Data for review:
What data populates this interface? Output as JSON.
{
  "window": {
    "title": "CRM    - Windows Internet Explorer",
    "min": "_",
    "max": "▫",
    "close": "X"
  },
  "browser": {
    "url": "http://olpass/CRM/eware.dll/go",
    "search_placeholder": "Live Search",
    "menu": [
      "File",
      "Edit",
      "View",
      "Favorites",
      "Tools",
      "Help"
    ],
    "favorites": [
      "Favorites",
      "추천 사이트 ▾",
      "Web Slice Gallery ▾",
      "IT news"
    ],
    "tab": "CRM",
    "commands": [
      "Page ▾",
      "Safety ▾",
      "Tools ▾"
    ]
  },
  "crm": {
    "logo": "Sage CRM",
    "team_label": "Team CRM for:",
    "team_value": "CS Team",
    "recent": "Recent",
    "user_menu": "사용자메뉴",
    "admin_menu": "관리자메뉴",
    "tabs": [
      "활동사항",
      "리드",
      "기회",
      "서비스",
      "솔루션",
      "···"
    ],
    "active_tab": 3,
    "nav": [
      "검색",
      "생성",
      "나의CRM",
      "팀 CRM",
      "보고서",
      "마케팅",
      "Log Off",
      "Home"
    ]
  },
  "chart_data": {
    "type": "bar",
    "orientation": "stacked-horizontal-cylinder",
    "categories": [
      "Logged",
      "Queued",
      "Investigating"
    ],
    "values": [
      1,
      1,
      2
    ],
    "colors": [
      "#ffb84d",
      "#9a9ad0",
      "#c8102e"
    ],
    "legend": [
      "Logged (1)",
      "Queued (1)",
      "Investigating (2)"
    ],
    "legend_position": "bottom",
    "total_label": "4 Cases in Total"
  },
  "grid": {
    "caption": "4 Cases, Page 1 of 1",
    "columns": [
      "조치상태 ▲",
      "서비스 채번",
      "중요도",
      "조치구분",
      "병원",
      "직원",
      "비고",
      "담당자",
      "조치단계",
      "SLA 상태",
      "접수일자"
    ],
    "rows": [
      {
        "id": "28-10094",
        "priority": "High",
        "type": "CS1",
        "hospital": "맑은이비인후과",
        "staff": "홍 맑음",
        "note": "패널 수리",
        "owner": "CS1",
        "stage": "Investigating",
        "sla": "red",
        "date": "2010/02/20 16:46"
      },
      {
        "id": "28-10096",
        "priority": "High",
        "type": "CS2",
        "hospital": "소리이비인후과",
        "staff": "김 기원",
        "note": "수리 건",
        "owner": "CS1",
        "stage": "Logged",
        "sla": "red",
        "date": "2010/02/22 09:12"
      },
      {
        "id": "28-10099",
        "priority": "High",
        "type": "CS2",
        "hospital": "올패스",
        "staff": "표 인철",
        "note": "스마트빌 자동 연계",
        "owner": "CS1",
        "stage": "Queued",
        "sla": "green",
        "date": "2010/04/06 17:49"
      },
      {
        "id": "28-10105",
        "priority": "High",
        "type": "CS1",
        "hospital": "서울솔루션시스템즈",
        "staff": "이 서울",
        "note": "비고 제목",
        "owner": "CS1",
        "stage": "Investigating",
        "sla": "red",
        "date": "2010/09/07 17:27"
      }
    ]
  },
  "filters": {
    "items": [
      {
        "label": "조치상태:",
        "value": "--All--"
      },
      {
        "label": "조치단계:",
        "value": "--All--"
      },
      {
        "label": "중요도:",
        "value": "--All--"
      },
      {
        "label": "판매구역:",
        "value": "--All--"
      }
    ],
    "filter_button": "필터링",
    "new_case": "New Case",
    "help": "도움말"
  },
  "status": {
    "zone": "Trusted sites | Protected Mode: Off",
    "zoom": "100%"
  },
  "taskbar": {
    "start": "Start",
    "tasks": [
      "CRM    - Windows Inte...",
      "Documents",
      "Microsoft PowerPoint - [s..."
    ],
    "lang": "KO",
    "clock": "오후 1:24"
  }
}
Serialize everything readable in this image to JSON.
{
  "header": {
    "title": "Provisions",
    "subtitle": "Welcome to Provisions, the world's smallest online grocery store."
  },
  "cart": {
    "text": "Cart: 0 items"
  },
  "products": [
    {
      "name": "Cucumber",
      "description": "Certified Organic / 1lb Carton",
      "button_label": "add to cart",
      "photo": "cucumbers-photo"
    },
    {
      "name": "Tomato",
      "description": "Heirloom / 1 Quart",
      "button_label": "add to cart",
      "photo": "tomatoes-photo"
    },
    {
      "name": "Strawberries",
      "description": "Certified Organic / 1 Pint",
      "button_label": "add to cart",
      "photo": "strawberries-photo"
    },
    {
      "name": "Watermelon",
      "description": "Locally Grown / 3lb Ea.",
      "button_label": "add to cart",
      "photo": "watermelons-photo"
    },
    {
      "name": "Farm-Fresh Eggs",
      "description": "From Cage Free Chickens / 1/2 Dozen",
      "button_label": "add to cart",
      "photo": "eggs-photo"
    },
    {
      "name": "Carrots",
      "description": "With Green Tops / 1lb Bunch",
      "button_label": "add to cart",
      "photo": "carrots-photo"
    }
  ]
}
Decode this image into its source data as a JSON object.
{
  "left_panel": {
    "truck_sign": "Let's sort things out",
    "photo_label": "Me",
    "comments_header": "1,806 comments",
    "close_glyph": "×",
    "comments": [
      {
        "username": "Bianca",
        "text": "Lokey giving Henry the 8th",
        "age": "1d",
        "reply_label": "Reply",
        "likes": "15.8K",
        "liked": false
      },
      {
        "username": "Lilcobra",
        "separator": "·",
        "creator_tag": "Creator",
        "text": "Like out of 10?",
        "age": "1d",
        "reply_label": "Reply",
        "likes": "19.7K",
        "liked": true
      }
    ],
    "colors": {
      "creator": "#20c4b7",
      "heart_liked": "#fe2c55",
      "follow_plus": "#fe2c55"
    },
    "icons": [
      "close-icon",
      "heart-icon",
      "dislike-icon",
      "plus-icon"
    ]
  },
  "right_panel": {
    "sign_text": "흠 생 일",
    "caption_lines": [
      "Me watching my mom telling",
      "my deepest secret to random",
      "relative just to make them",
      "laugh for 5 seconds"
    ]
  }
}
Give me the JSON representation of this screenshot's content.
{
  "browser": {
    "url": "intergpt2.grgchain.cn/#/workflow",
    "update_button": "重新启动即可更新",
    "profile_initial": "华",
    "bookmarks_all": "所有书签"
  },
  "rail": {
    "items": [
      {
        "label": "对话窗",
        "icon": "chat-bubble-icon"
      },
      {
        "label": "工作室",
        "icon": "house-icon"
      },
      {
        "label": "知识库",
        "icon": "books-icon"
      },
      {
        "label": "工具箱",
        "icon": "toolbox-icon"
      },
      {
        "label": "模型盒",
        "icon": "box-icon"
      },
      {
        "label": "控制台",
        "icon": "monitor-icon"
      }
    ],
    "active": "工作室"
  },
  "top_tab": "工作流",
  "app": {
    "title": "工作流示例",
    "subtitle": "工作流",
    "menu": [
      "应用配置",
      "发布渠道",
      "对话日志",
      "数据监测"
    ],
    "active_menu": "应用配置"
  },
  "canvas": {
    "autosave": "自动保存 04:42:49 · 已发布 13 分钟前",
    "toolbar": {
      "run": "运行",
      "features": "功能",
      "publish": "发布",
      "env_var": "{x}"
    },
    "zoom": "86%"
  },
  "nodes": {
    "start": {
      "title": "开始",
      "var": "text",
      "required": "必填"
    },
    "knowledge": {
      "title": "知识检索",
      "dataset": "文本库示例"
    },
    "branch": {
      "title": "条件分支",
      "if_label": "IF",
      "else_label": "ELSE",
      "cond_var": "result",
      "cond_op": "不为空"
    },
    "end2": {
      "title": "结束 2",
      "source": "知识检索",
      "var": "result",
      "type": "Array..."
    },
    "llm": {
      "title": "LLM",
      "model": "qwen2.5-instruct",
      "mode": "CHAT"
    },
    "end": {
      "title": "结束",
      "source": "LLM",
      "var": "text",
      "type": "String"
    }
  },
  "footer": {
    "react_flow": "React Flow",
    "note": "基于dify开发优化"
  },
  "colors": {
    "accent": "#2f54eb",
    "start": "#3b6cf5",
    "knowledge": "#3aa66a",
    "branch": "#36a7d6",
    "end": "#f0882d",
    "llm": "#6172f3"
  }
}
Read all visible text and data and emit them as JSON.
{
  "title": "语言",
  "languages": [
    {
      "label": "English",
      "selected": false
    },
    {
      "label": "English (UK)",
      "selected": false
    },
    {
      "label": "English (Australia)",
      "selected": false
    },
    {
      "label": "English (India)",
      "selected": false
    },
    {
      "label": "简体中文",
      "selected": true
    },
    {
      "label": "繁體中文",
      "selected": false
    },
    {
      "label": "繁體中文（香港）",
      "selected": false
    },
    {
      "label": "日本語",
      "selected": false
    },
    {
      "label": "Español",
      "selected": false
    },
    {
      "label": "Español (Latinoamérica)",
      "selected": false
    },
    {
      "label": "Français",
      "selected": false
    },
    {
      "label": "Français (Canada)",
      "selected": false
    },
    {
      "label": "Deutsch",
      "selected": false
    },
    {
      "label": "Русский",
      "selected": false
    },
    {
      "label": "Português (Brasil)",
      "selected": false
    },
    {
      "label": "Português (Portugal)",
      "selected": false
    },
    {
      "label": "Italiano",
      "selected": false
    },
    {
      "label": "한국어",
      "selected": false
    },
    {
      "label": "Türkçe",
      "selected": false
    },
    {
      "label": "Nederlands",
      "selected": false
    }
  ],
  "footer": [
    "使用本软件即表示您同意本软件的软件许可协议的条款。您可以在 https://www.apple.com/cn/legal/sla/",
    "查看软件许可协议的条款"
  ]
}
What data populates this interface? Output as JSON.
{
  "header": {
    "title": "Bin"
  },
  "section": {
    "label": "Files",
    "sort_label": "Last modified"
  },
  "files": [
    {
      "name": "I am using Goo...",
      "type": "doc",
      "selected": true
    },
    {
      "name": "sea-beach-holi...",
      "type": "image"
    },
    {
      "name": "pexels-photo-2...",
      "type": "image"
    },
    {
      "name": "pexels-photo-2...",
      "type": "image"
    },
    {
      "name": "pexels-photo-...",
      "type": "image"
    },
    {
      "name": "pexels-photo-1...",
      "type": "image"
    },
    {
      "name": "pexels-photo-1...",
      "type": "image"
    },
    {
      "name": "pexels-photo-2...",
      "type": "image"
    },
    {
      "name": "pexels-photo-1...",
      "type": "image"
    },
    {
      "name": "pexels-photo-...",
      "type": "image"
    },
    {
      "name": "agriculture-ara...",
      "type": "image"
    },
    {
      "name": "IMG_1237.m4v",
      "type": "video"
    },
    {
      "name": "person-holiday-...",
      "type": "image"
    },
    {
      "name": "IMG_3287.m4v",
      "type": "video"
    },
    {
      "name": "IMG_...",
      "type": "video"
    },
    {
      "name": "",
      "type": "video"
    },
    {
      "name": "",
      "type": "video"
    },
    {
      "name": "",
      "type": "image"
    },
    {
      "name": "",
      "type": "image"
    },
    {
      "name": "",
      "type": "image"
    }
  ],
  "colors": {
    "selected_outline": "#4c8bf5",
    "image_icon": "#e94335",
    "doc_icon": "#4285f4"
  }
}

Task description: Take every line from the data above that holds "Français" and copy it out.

Final answer:
      "label": "Français",
      "label": "Français (Canada)",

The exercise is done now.